As recently as the 1970s, Australian wines afforded material for the Monty Python team to satirise. Since then, Australia has moved from a primariry beer drinking nation to one in which wine commonly features on the family dinner table; Britain imports more Australian wine than French, and the rest of the world is just as eager to have a dnnk on us. Much else has changed. Once our cities' restaurants were so few that word of mouth recommendations were all that were required for a restaurateur to prosper. Now magazine articles and good food guides abound to allow demanding consumers to negotiate the ever-changing world of restaurants across the country. These establishments enjoy the open air, crowding the pavement where once liquor laws relegated them to dark caverns. Where once we adhered to a diet of meat and three veg, savouring canned pineapple, sliced white bread, chicory flavoured coffee substitute and mealy tomatoes, today's best-selling cookery books promote fresh ingredients and encourage creative mixing of European and Asian ideas and flavours.

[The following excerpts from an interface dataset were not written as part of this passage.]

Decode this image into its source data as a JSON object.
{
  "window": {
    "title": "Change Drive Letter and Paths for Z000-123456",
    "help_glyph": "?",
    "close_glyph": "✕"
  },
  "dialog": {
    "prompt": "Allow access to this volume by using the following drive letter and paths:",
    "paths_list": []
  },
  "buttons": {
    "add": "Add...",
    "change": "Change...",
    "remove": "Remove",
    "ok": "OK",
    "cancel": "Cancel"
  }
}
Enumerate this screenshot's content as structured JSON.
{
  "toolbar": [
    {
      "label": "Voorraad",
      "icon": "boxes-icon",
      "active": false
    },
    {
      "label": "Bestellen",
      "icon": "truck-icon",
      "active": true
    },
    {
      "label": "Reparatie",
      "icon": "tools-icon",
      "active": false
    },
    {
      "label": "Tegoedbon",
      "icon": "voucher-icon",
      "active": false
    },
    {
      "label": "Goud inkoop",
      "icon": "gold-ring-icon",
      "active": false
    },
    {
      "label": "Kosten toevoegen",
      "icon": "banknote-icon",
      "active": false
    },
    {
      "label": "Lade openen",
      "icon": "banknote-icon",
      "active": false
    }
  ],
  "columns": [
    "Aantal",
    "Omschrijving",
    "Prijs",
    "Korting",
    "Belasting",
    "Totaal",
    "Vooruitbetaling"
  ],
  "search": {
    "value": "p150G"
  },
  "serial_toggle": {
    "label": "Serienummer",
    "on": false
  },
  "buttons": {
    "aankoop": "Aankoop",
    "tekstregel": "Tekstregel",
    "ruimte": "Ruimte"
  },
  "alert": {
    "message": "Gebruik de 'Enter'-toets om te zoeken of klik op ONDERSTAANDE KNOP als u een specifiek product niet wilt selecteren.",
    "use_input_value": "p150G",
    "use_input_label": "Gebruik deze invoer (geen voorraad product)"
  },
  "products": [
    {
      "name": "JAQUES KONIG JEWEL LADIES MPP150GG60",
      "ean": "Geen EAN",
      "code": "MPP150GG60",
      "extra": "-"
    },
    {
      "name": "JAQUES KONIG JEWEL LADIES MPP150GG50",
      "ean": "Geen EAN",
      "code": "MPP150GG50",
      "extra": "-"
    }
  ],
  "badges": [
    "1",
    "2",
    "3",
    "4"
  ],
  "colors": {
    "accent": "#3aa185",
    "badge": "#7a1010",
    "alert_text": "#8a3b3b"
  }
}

Conversations not only happen in, but revolve around, places that serve the best coffee; growers' markets are germinating across the country, and television programmes encourage home grown vegetables from heritage seed stock by pesticide-free organic methods. Television brought us instructive cooking shows in the 70s, but now there are whole channels devoted to cooking, recognising and promoting the integral relationship between what we eat and who we are. In a short twenty years we have taken to fish sauce, sourdough, mineral water, octopus, wasabi, balsamic vinegar and rocket, and our love affair with meat has come full circle, with brand-name lamb, beef, pork and chicken in demand in restaurants and in boutique butcheries. These developments are central to our idea that we are an international community, an exciting part of the wider world despite our geographical isolation and short colonial history.

At a time when food and wine have become accepted as key and positive defining aspects of Australian society, this exhibition pays tribute to four decades of pioneers, innovators and entrepreneurs of the Australian food and wine industries.